New York's fall auctions will highlight lesser known artists next week as the market searches for diversity amid an absence of works set to make astronomical amounts.
Christie's set a record price for a living artist during its spring sale this year, two years after selling Leonardo de Vinci's "Salvator Mundi" for $450 million, the most expensive artwork ever sold.
Unless there is an unexpected surge in interest neither Christie's nor Sotheby's are likely to get anywhere near the crazy highs that they have set over the past three years this time around.
Instead, the sales, which begin on Monday, are expected to set individual records for artists with lower profiles, with a number of rare works that have never before been offered to the public hitting the auction block.
Auctioneers at Christie's are particularly excited about "Hurting the Word Radio #2" by American pop-art artist Ed Ruscha, who has long lived in the shadow of the movement's leader, Andy Warhol.
The 1964 painting -- considered Ruscha's best work -- is priced between $30 million and $40 million.
"The market wants to know it has one of the best paintings which is a change from before when it was more like, 'Jeff Koons is hot, I have to have a Koons," said Alex Rotter, chairman of post-war and contemporary art at Christie's.
"Now it's about, 'I'd rather have the best Ed Ruscha than an average Warhol,'" he added.
The previous record for a Ruscha, who lives in California, was $30.4 million for "Smash" which sold at auction in 2014.
Among the other highlights at Christie's this season is British painter David Hockney's "Sur la Terrasse", estimated to go for anywhere between $25 million and $45 million.
- Hockney -
At Sotheby's the big sales are expected to be "Untitled XXII" by Willem de Kooning, priced between $25 million and $35 million, and Mark Rothko's "Blue Over Red", which has the same estimate.
A proven selling point is the freshness of a lot of the paintings on offer.
Hockney's painting, which features the same lover that is in "Portrait of an Artist (Pool with Two Figures)" that sold last November at Christie's for $90.3 million, has not been publicly exhibited since the early 1970s.
"It's important to have this fresh material. It's what generates excitement from buyers," said Johanna Flaum, head of post-war and contemporary art for Christie's in New York.
Sotheby's is on a similar quest.
This season it is offering "Charing Cross Bridge" by Claude Monet, estimated at between $20 and $30 million) and "Richard Gallo and his Dog at Petit Gennevilliers" by Gustave Caillebotte.
Neither have been at auction before.
"You can't even say it made this much 20 years ago. You can't anchor it to anything and you can't have any expectations of a ceiling," said Julian Dawes, head of evening sales at Sotheby's in New York.
"It's exciting.

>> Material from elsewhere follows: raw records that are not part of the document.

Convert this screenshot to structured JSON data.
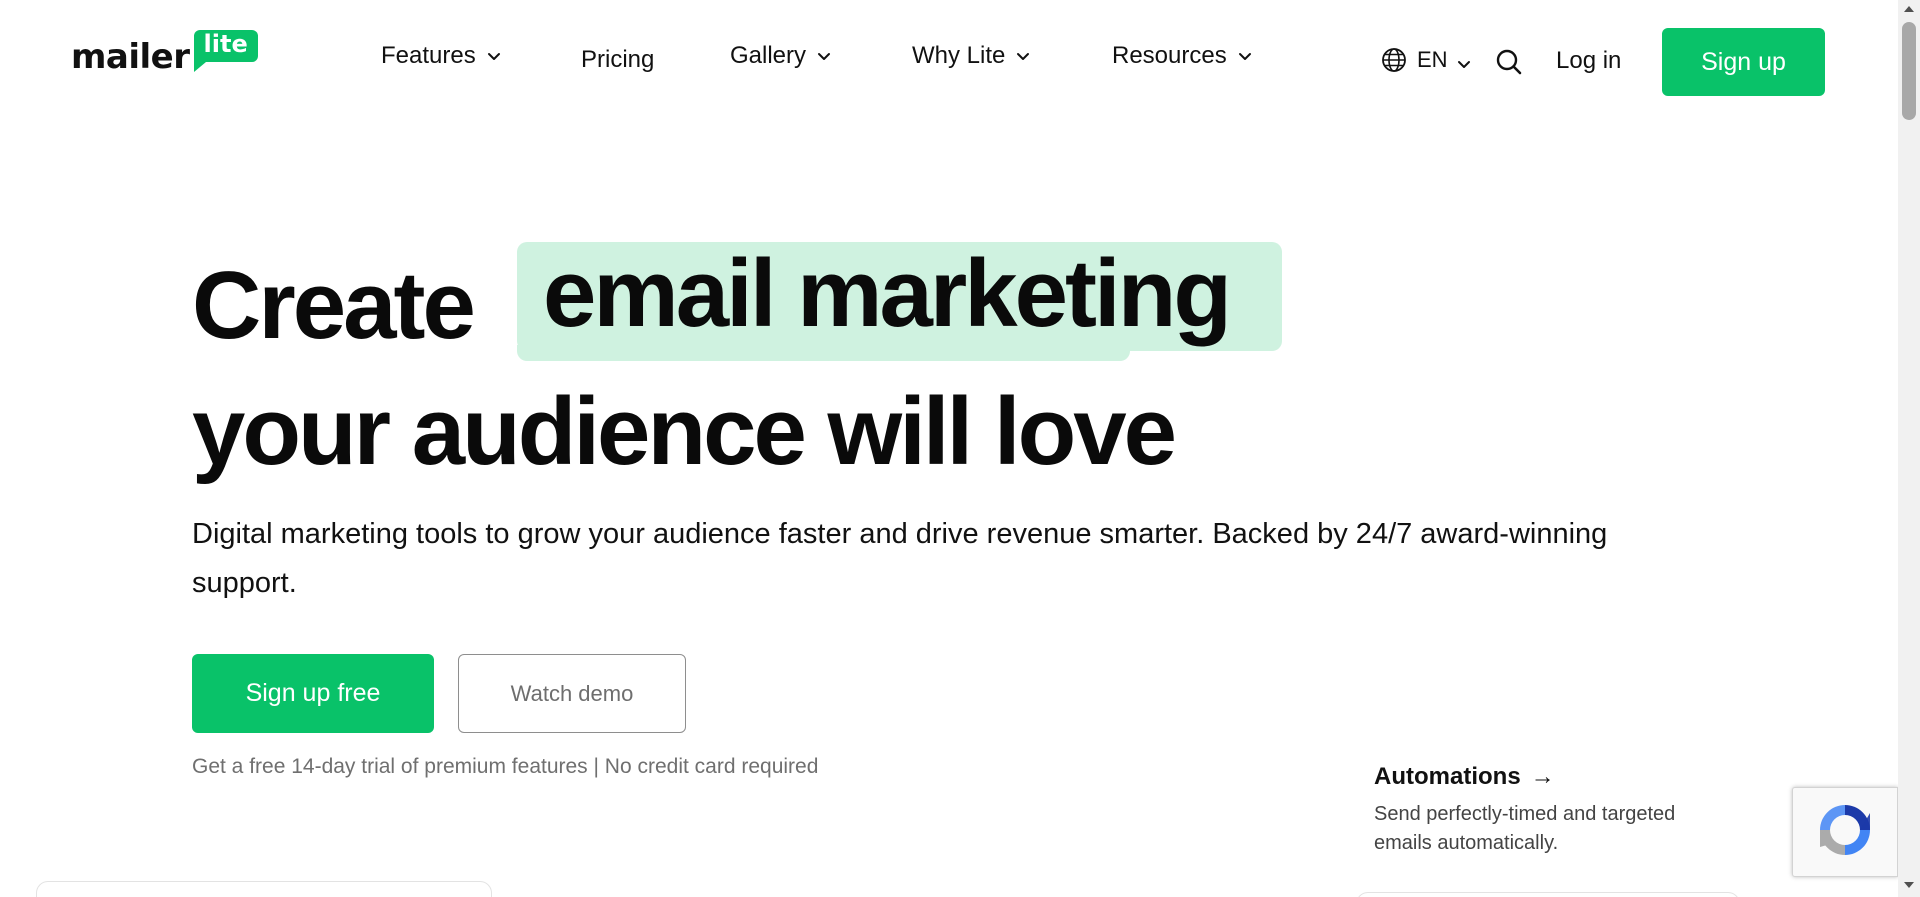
{
  "header": {
    "logo": {
      "word": "mailer",
      "badge": "lite"
    },
    "nav": [
      {
        "label": "Features",
        "has_dropdown": true
      },
      {
        "label": "Pricing",
        "has_dropdown": false
      },
      {
        "label": "Gallery",
        "has_dropdown": true
      },
      {
        "label": "Why Lite",
        "has_dropdown": true
      },
      {
        "label": "Resources",
        "has_dropdown": true
      }
    ],
    "language": "EN",
    "login_label": "Log in",
    "signup_label": "Sign up"
  },
  "hero": {
    "headline_part1": "Create",
    "headline_highlight": "email marketing",
    "headline_line2": "your audience will love",
    "subtitle": "Digital marketing tools to grow your audience faster and drive revenue smarter. Backed by 24/7 award-winning support.",
    "primary_button": "Sign up free",
    "secondary_button": "Watch demo",
    "note": "Get a free 14-day trial of premium features | No credit card required"
  },
  "feature_teaser": {
    "title": "Automations",
    "arrow": "→",
    "description": "Send perfectly-timed and targeted emails automatically."
  },
  "colors": {
    "brand_green": "#09c269",
    "highlight": "#cff2e0"
  }
}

There's going to be price discovery," he added.
In addition to Ruscha, the Italian Piero Manzoni and France's Yves Klein, who all rarely make headlines, auction houses are diversifying their offerings.
Women painters, mainly belonging to the abstract expressionist movement, continue their ascent.
- 'Transformation' -
Lee Krasner's "Sun Woman I" sold for $782,500 in 2011. On Thursday, it could reach ten times that price with a pre-sale estimate of between six and eight million dollars.
"There is an incredible enthusiasm and demand for female artists right now," said David Galperin a senior vice president at Sotheby's.
The sales will also feature African-American artists, among whom Jean-Michel Basquiat is no longer the only reference.
This season Charles White and Norman Lewis are expected to set new benchmarks at auction.
Less than a decade ago, they were selling for tens of thousands of dollars but could exceed $1 million this time.
"These are reappraisals. We're in this great moment of transformation right now and I think our sale reflects that," said Galperin.
Despite the lack of a superstar work of art and the threat of a global economic slowdown, Sotheby's and Christie's are entering the week with confidence.
"We keep waiting for it (a downturn) and it doesn't happen," said Julian Dawes a Sotheby's senior vice president.
"I feel a little bit of seller reluctancy in the market," because they feel they might not get the best price, "but the buyers are there," said Rotter.